#### What you are asked to do
Lines below that include "points" are the answer; copy each one.

#### The data

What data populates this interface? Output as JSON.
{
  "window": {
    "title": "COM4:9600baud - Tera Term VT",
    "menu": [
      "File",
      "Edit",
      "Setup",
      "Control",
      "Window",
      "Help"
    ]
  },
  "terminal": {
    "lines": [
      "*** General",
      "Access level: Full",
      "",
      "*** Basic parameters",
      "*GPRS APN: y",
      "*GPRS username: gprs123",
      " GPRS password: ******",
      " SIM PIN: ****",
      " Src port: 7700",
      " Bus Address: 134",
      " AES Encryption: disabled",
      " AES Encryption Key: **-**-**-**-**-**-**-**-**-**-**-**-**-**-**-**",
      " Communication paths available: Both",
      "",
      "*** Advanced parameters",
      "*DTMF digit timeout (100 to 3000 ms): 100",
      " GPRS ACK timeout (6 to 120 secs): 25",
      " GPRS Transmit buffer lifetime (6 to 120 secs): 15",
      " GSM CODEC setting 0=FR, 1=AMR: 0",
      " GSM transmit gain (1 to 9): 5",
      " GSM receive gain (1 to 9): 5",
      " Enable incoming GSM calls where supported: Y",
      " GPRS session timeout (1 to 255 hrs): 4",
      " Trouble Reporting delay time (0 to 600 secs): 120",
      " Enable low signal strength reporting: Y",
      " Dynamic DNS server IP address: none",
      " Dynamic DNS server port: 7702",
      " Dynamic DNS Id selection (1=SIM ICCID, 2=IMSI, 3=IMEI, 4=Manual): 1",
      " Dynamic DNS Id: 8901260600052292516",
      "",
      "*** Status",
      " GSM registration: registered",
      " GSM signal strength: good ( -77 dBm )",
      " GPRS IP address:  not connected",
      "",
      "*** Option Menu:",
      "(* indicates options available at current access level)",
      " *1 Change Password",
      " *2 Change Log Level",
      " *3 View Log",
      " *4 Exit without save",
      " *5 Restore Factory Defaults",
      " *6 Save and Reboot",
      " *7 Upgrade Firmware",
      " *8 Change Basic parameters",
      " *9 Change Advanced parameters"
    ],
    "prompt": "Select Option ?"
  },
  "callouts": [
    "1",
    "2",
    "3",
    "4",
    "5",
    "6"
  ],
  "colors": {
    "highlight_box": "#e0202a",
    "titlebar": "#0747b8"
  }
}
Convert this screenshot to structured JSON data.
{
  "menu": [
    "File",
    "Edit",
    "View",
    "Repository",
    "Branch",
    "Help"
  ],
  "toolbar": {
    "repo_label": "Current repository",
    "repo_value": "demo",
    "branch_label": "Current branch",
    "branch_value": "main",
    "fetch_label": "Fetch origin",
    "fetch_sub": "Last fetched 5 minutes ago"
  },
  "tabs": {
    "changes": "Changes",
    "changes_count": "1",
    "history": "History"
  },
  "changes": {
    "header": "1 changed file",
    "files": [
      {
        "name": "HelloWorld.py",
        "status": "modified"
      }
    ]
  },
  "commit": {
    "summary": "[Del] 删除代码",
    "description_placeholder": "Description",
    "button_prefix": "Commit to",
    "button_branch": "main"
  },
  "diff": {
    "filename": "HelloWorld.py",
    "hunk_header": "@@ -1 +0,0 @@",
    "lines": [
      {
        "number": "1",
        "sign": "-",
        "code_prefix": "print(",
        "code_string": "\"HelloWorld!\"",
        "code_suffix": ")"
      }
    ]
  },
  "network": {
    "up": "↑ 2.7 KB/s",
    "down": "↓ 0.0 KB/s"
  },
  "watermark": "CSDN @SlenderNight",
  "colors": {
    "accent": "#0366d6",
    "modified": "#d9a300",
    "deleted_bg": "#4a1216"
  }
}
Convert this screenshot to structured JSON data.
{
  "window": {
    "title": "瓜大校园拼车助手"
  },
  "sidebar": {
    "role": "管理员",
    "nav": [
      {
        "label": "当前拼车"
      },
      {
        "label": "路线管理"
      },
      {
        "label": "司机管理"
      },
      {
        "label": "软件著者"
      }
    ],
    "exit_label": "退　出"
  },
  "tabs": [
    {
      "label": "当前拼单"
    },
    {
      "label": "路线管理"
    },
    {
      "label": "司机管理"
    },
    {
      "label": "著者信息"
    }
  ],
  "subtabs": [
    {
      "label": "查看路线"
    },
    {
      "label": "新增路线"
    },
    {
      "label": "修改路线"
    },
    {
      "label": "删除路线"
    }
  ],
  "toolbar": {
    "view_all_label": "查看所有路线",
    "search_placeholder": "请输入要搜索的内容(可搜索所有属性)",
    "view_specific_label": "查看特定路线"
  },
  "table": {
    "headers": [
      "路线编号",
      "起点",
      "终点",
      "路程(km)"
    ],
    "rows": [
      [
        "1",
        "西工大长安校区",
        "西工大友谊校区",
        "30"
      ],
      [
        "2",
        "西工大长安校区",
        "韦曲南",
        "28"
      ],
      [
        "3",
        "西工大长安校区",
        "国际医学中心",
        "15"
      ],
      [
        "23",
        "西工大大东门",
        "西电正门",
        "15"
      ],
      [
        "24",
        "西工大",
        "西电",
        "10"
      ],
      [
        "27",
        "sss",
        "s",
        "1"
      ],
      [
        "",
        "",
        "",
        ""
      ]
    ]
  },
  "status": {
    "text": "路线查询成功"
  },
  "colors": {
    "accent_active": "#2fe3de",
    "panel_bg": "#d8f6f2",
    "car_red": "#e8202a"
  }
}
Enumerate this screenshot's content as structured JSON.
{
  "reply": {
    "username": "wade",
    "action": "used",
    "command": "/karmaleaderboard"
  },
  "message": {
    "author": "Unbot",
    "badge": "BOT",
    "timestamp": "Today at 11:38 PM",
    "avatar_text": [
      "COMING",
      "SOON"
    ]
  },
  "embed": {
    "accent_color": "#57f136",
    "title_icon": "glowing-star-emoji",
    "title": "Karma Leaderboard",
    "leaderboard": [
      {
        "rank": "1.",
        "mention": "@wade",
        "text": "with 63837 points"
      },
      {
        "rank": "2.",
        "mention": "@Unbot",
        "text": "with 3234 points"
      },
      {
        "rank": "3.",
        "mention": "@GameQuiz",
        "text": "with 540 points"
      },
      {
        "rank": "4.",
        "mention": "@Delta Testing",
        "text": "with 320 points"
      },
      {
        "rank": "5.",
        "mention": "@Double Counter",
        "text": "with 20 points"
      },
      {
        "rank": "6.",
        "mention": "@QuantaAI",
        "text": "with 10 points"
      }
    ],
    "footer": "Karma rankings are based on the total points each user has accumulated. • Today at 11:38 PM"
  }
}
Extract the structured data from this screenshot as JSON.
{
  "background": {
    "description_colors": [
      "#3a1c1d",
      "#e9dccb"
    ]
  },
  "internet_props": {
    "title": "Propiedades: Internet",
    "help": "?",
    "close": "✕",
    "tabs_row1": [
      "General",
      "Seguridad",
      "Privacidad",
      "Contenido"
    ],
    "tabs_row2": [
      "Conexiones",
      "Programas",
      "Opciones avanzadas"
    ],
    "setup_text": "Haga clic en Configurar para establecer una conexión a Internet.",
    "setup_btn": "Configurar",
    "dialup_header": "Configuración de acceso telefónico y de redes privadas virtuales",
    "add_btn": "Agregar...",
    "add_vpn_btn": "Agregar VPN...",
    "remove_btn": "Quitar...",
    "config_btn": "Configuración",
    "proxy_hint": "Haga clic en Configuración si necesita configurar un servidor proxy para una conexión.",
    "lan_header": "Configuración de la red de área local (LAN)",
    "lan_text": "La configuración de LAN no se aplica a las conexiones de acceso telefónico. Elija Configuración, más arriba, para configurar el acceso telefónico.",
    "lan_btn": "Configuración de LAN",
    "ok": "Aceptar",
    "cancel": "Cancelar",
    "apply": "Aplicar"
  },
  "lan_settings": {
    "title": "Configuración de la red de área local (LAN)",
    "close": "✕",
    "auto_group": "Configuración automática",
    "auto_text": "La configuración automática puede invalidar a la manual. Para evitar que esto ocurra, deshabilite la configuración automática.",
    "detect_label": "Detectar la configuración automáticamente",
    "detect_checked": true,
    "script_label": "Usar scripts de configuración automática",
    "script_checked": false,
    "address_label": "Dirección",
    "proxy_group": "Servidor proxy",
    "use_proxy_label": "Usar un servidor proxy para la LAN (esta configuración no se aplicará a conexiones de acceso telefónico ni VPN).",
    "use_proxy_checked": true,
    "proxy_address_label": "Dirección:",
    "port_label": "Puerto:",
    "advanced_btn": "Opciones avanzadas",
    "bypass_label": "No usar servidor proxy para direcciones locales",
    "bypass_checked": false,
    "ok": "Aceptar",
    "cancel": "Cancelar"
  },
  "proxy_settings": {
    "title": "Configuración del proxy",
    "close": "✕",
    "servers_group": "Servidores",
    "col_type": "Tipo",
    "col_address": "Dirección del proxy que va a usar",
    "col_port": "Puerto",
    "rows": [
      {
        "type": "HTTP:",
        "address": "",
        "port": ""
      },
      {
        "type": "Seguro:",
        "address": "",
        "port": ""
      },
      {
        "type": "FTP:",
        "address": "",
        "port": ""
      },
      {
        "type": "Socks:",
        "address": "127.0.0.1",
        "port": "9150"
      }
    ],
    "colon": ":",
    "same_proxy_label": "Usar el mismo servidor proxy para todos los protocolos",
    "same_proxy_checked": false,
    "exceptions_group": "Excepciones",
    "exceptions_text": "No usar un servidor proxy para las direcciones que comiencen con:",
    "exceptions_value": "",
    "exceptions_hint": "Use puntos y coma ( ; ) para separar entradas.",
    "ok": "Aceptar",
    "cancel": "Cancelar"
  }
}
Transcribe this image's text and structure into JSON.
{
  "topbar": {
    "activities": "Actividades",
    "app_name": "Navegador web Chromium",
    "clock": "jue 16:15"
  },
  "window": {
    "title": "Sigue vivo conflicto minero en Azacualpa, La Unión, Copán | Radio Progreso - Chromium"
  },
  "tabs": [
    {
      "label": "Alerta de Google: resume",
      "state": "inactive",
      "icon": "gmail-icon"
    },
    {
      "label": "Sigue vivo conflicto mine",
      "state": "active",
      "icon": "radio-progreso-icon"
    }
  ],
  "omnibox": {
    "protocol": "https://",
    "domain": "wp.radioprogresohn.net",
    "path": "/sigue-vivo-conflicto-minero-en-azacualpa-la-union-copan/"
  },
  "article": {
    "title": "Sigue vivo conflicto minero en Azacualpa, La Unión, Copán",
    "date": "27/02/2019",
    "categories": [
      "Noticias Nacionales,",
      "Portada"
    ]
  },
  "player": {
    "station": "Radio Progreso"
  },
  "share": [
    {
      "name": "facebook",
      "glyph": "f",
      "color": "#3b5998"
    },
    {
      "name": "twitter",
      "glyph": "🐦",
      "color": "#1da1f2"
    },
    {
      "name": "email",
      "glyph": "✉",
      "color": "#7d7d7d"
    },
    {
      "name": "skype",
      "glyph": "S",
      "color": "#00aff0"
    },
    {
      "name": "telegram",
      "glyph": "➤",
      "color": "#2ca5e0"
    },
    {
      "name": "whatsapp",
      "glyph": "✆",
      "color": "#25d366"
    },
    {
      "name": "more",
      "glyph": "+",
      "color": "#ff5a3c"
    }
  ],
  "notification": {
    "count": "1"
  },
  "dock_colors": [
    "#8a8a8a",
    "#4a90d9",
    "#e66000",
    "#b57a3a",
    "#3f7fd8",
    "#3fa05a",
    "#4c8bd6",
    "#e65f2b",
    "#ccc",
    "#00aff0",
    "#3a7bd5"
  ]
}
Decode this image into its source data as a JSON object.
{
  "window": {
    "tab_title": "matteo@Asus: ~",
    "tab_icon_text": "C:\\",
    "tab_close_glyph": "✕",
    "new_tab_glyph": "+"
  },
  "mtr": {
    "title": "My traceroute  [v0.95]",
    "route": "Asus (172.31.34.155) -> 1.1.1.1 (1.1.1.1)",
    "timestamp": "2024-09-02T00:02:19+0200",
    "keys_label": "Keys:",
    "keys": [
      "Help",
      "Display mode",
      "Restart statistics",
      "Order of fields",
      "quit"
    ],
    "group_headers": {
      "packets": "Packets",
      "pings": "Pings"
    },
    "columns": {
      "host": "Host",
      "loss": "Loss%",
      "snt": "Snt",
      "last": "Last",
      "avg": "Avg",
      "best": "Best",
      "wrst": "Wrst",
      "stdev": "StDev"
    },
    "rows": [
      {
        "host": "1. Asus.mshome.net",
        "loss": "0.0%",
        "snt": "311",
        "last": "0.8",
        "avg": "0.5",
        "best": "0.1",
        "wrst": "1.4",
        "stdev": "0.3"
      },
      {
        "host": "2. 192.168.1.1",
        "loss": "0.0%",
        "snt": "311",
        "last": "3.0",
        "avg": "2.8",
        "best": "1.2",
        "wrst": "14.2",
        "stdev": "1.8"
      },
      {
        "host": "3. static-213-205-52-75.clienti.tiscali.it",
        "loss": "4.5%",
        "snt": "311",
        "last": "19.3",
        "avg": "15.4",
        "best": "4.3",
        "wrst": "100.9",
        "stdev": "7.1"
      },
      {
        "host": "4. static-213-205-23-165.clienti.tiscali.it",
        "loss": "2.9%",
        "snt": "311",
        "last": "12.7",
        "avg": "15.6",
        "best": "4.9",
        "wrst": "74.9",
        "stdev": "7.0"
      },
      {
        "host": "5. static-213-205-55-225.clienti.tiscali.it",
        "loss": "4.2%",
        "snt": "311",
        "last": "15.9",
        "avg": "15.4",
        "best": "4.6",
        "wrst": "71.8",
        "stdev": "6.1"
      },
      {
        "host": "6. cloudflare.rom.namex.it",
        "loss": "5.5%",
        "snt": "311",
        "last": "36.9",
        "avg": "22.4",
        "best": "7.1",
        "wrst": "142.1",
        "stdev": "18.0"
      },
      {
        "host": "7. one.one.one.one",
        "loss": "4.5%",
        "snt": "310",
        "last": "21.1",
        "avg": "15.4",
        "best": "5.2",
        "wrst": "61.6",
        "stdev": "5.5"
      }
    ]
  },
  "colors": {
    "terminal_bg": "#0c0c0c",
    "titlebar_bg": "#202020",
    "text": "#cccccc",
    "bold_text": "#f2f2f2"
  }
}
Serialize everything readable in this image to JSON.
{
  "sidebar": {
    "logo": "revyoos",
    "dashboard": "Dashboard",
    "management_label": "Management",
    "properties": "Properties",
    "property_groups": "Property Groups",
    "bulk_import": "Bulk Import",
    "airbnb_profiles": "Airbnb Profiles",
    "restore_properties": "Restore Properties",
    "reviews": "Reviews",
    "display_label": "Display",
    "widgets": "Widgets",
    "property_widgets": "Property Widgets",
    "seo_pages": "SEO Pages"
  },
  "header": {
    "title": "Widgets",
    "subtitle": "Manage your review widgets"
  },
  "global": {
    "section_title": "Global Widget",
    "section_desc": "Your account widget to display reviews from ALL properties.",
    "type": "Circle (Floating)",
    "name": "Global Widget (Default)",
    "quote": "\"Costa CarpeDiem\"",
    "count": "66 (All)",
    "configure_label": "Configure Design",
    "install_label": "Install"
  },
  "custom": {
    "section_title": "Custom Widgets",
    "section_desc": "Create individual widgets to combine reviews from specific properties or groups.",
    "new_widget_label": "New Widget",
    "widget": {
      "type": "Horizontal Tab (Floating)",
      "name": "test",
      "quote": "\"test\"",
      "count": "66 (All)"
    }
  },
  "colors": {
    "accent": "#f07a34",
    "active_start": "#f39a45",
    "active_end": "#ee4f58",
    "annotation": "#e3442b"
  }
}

#### Reply to the exercise
        "text": "with 63837 points"
        "text": "with 3234 points"
        "text": "with 540 points"
        "text": "with 320 points"
        "text": "with 20 points"
        "text": "with 10 points"
    "footer": "Karma rankings are based on the total points each user has accumulated. • Today at 11:38 PM"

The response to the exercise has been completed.